Part of the beauty of jazz improvisation lies the serendipity of the unexpected. In the case of singer Tyrha Lindsey and the Waco Jazz Orchestra, the unexpected led to her appearance as guest vocalist for Saturday’s WJO concert at the Waco Hippodrome.
Lindsey and a friend attended a downtown Waco jazz gig by pianist Dave Wild and saxophonist Greg Bashara late last year. The two musicians, informed that she had a background in jazz singing, invited her to join them for a couple of songs, which she did.
They soon spread the word to the WJO that a singer with considerable talent had moved to Waco. Fast forward to Saturday night, when Lindsey will join the WJO in “Jazz Goes To The Movies,” a program of film music at the Waco Hippodrome.
For the forty-something Lindsey, a clinical assistant professor of marketing in Baylor’s Hankamer School of Business, the singing date puts her back on stage and in front of an audience — something she’s done in one way or another for much of her life.
The daughter of a classically trained singing mother and a father with experience as a DJ for a college jazz radio program, the Cincinnati native was immersed in the arts from the get-go. “I have been performing all my life,” she said.
She studied at a performing arts high school in Cincinnati and was headed toward the stage — “I was trained as a triple threat: singing, dancing and acting” — until her father demanded something with more job security. “Dad wouldn’t let me be an actor,” she admitted.
She went to Northwestern University where she earned a B.S. degree in radio/TV/film, all the while using her arts training on the side. “Instead of work-study, I could make more money performing,” she said.
Lindsey next went to the West Coast where she trained to be a studio executive, working at NBC, then Creative Arts Agency. All the while, she worked to build her own career as a jazz singer. She recorded her own album, “everlasting,” and sang with the group Emanon, which performed in Japan.
Eventually, doors proved harder to open for a career as a jazz performer. “Lots of people don’t want to take a chance in promoting a jazz vocalist,” she said. “A lot of time, you have to go international.”
She opted instead for academia, building on an MBA from Claremont Graduate University to finish a doctorate in business at Rutgers University. That path led her and husband Sidney Warren from New York to the position at Baylor University last fall — and that chance to sit in a downtown Waco gig.
For Saturday’s “Jazz Goes To The Movies,” the WJO’s third Hippodrome concert, she’ll sing a mix of Duke Ellington, George Gershwin and the like, with the 20-player Waco ensemble adding numbers from “Rocky,” “The Way We Were” and “All That Jazz.”

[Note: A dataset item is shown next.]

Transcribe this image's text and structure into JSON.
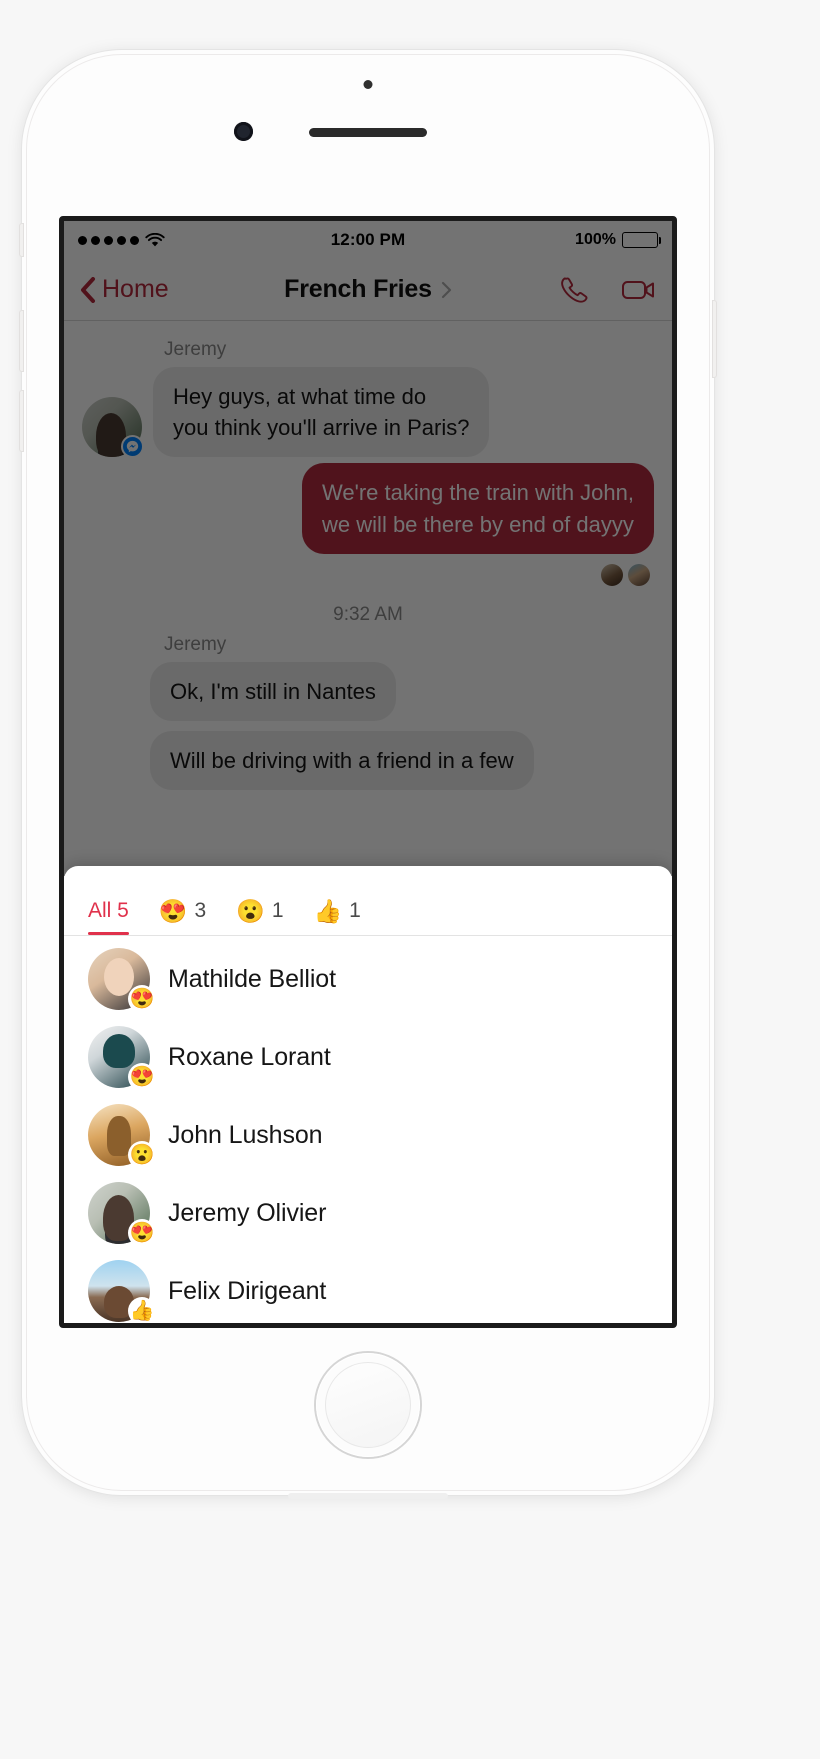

“It’s a mixture of old school and, well, medium school,” she said. “It should be a lot of fun. All these men and Tyrha, jammin’.”